Copy every entry precisely.

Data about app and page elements
::::

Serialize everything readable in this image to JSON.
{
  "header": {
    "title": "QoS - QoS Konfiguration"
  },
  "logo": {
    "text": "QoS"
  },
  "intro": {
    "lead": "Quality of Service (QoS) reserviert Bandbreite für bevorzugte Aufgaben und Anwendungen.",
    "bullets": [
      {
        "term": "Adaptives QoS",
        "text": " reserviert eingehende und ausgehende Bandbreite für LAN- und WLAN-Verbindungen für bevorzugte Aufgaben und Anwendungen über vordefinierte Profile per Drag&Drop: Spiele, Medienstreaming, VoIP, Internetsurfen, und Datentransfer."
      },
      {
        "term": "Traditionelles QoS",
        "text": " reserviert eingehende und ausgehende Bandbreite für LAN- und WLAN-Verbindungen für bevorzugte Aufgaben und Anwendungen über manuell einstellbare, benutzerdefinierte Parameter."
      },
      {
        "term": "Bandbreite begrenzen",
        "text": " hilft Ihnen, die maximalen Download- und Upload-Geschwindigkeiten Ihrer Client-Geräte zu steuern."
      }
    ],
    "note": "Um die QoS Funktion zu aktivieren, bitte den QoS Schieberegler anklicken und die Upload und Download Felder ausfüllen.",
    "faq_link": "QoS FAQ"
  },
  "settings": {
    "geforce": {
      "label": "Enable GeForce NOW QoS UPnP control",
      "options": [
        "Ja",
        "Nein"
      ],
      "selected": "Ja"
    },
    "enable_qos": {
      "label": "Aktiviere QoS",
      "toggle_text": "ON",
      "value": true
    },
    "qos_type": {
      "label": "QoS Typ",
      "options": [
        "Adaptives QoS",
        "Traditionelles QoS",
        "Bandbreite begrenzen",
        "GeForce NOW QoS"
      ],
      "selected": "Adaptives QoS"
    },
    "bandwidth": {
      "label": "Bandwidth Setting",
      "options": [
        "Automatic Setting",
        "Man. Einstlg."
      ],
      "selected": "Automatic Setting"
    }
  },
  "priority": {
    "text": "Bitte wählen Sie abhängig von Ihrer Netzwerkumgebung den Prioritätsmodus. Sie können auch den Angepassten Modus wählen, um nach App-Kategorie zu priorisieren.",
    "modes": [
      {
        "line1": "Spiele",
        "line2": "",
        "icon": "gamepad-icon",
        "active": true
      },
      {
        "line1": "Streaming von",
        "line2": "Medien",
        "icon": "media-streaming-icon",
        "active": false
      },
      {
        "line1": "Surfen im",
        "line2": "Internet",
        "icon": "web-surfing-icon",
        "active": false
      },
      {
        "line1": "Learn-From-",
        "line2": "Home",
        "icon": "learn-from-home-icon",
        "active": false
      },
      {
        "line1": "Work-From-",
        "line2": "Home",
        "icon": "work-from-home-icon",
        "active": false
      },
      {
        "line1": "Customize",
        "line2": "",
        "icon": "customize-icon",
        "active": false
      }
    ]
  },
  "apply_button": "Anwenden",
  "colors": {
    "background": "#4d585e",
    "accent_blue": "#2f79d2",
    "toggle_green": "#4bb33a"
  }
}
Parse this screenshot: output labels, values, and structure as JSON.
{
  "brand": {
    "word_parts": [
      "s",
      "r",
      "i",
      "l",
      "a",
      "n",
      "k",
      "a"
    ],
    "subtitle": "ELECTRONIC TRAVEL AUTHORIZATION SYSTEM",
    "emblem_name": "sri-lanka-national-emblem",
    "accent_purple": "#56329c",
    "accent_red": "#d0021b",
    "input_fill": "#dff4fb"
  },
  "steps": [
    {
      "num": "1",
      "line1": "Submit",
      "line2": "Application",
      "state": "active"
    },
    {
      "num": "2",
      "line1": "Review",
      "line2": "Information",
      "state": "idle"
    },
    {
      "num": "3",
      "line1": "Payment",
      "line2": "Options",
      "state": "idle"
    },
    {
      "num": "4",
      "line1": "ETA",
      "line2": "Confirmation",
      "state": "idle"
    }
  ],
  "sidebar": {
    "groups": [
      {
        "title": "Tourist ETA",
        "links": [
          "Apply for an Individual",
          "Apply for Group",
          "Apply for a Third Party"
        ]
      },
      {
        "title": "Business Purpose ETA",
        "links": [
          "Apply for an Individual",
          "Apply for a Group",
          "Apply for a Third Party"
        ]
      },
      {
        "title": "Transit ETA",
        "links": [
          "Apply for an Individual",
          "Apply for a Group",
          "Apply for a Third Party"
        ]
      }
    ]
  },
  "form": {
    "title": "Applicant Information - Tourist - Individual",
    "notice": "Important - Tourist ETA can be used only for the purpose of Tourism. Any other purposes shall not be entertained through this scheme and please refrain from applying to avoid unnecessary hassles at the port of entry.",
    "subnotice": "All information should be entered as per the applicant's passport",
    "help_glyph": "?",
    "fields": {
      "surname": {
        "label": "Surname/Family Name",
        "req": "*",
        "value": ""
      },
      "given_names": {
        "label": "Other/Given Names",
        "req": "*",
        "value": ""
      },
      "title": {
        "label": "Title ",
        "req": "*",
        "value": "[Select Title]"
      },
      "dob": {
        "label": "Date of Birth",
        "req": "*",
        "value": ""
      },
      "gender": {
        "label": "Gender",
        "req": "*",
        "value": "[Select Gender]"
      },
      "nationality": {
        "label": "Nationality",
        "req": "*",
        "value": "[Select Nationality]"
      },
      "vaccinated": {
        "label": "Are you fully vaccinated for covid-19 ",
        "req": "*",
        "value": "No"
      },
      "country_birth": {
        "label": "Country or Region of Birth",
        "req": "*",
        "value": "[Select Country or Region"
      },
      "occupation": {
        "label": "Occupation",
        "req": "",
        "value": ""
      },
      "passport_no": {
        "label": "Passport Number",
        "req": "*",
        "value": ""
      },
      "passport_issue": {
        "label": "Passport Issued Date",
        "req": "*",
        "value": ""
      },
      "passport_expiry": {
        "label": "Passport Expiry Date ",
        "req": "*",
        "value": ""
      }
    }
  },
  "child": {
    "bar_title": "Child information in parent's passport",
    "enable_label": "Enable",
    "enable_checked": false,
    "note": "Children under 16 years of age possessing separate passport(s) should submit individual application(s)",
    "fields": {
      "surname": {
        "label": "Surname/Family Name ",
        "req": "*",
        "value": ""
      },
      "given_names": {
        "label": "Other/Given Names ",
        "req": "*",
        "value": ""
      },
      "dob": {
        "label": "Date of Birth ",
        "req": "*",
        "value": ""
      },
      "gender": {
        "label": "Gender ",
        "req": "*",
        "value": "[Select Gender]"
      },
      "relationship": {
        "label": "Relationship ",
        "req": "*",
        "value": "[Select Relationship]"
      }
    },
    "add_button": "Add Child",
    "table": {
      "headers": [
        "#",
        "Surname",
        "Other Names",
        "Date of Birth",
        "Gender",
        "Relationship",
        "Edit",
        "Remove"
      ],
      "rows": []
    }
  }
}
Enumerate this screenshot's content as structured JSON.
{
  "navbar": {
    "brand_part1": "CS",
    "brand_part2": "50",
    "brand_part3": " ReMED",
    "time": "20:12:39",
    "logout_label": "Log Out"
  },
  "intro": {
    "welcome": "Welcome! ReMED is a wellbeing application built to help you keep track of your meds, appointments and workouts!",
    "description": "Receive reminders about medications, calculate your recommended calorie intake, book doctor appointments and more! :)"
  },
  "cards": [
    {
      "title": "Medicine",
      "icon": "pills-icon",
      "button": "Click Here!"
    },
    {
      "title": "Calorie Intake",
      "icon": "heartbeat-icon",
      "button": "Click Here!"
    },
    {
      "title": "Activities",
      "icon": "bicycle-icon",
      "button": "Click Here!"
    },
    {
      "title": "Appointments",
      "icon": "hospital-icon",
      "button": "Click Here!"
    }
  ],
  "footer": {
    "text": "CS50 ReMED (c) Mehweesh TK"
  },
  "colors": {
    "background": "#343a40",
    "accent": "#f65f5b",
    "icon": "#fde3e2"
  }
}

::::

§ Solution
Serialize everything readable in this image to JSON.
{
  "header": {
    "title": "QoS - QoS Konfiguration"
  },
  "logo": {
    "text": "QoS"
  },
  "intro": {
    "lead": "Quality of Service (QoS) reserviert Bandbreite für bevorzugte Aufgaben und Anwendungen.",
    "bullets": [
      {
        "term": "Adaptives QoS",
        "text": " reserviert eingehende und ausgehende Bandbreite für LAN- und WLAN-Verbindungen für bevorzugte Aufgaben und Anwendungen über vordefinierte Profile per Drag&Drop: Spiele, Medienstreaming, VoIP, Internetsurfen, und Datentransfer."
      },
      {
        "term": "Traditionelles QoS",
        "text": " reserviert eingehende und ausgehende Bandbreite für LAN- und WLAN-Verbindungen für bevorzugte Aufgaben und Anwendungen über manuell einstellbare, benutzerdefinierte Parameter."
      },
      {
        "term": "Bandbreite begrenzen",
        "text": " hilft Ihnen, die maximalen Download- und Upload-Geschwindigkeiten Ihrer Client-Geräte zu steuern."
      }
    ],
    "note": "Um die QoS Funktion zu aktivieren, bitte den QoS Schieberegler anklicken und die Upload und Download Felder ausfüllen.",
    "faq_link": "QoS FAQ"
  },
  "settings": {
    "geforce": {
      "label": "Enable GeForce NOW QoS UPnP control",
      "options": [
        "Ja",
        "Nein"
      ],
      "selected": "Ja"
    },
    "enable_qos": {
      "label": "Aktiviere QoS",
      "toggle_text": "ON",
      "value": true
    },
    "qos_type": {
      "label": "QoS Typ",
      "options": [
        "Adaptives QoS",
        "Traditionelles QoS",
        "Bandbreite begrenzen",
        "GeForce NOW QoS"
      ],
      "selected": "Adaptives QoS"
    },
    "bandwidth": {
      "label": "Bandwidth Setting",
      "options": [
        "Automatic Setting",
        "Man. Einstlg."
      ],
      "selected": "Automatic Setting"
    }
  },
  "priority": {
    "text": "Bitte wählen Sie abhängig von Ihrer Netzwerkumgebung den Prioritätsmodus. Sie können auch den Angepassten Modus wählen, um nach App-Kategorie zu priorisieren.",
    "modes": [
      {
        "line1": "Spiele",
        "line2": "",
        "icon": "gamepad-icon",
        "active": true
      },
      {
        "line1": "Streaming von",
        "line2": "Medien",
        "icon": "media-streaming-icon",
        "active": false
      },
      {
        "line1": "Surfen im",
        "line2": "Internet",
        "icon": "web-surfing-icon",
        "active": false
      },
      {
        "line1": "Learn-From-",
        "line2": "Home",
        "icon": "learn-from-home-icon",
        "active": false
      },
      {
        "line1": "Work-From-",
        "line2": "Home",
        "icon": "work-from-home-icon",
        "active": false
      },
      {
        "line1": "Customize",
        "line2": "",
        "icon": "customize-icon",
        "active": false
      }
    ]
  },
  "apply_button": "Anwenden",
  "colors": {
    "background": "#4d585e",
    "accent_blue": "#2f79d2",
    "toggle_green": "#4bb33a"
  }
}
Parse this screenshot: output labels, values, and structure as JSON.
{
  "brand": {
    "word_parts": [
      "s",
      "r",
      "i",
      "l",
      "a",
      "n",
      "k",
      "a"
    ],
    "subtitle": "ELECTRONIC TRAVEL AUTHORIZATION SYSTEM",
    "emblem_name": "sri-lanka-national-emblem",
    "accent_purple": "#56329c",
    "accent_red": "#d0021b",
    "input_fill": "#dff4fb"
  },
  "steps": [
    {
      "num": "1",
      "line1": "Submit",
      "line2": "Application",
      "state": "active"
    },
    {
      "num": "2",
      "line1": "Review",
      "line2": "Information",
      "state": "idle"
    },
    {
      "num": "3",
      "line1": "Payment",
      "line2": "Options",
      "state": "idle"
    },
    {
      "num": "4",
      "line1": "ETA",
      "line2": "Confirmation",
      "state": "idle"
    }
  ],
  "sidebar": {
    "groups": [
      {
        "title": "Tourist ETA",
        "links": [
          "Apply for an Individual",
          "Apply for Group",
          "Apply for a Third Party"
        ]
      },
      {
        "title": "Business Purpose ETA",
        "links": [
          "Apply for an Individual",
          "Apply for a Group",
          "Apply for a Third Party"
        ]
      },
      {
        "title": "Transit ETA",
        "links": [
          "Apply for an Individual",
          "Apply for a Group",
          "Apply for a Third Party"
        ]
      }
    ]
  },
  "form": {
    "title": "Applicant Information - Tourist - Individual",
    "notice": "Important - Tourist ETA can be used only for the purpose of Tourism. Any other purposes shall not be entertained through this scheme and please refrain from applying to avoid unnecessary hassles at the port of entry.",
    "subnotice": "All information should be entered as per the applicant's passport",
    "help_glyph": "?",
    "fields": {
      "surname": {
        "label": "Surname/Family Name",
        "req": "*",
        "value": ""
      },
      "given_names": {
        "label": "Other/Given Names",
        "req": "*",
        "value": ""
      },
      "title": {
        "label": "Title ",
        "req": "*",
        "value": "[Select Title]"
      },
      "dob": {
        "label": "Date of Birth",
        "req": "*",
        "value": ""
      },
      "gender": {
        "label": "Gender",
        "req": "*",
        "value": "[Select Gender]"
      },
      "nationality": {
        "label": "Nationality",
        "req": "*",
        "value": "[Select Nationality]"
      },
      "vaccinated": {
        "label": "Are you fully vaccinated for covid-19 ",
        "req": "*",
        "value": "No"
      },
      "country_birth": {
        "label": "Country or Region of Birth",
        "req": "*",
        "value": "[Select Country or Region"
      },
      "occupation": {
        "label": "Occupation",
        "req": "",
        "value": ""
      },
      "passport_no": {
        "label": "Passport Number",
        "req": "*",
        "value": ""
      },
      "passport_issue": {
        "label": "Passport Issued Date",
        "req": "*",
        "value": ""
      },
      "passport_expiry": {
        "label": "Passport Expiry Date ",
        "req": "*",
        "value": ""
      }
    }
  },
  "child": {
    "bar_title": "Child information in parent's passport",
    "enable_label": "Enable",
    "enable_checked": false,
    "note": "Children under 16 years of age possessing separate passport(s) should submit individual application(s)",
    "fields": {
      "surname": {
        "label": "Surname/Family Name ",
        "req": "*",
        "value": ""
      },
      "given_names": {
        "label": "Other/Given Names ",
        "req": "*",
        "value": ""
      },
      "dob": {
        "label": "Date of Birth ",
        "req": "*",
        "value": ""
      },
      "gender": {
        "label": "Gender ",
        "req": "*",
        "value": "[Select Gender]"
      },
      "relationship": {
        "label": "Relationship ",
        "req": "*",
        "value": "[Select Relationship]"
      }
    },
    "add_button": "Add Child",
    "table": {
      "headers": [
        "#",
        "Surname",
        "Other Names",
        "Date of Birth",
        "Gender",
        "Relationship",
        "Edit",
        "Remove"
      ],
      "rows": []
    }
  }
}
Enumerate this screenshot's content as structured JSON.
{
  "navbar": {
    "brand_part1": "CS",
    "brand_part2": "50",
    "brand_part3": " ReMED",
    "time": "20:12:39",
    "logout_label": "Log Out"
  },
  "intro": {
    "welcome": "Welcome! ReMED is a wellbeing application built to help you keep track of your meds, appointments and workouts!",
    "description": "Receive reminders about medications, calculate your recommended calorie intake, book doctor appointments and more! :)"
  },
  "cards": [
    {
      "title": "Medicine",
      "icon": "pills-icon",
      "button": "Click Here!"
    },
    {
      "title": "Calorie Intake",
      "icon": "heartbeat-icon",
      "button": "Click Here!"
    },
    {
      "title": "Activities",
      "icon": "bicycle-icon",
      "button": "Click Here!"
    },
    {
      "title": "Appointments",
      "icon": "hospital-icon",
      "button": "Click Here!"
    }
  ],
  "footer": {
    "text": "CS50 ReMED (c) Mehweesh TK"
  },
  "colors": {
    "background": "#343a40",
    "accent": "#f65f5b",
    "icon": "#fde3e2"
  }
}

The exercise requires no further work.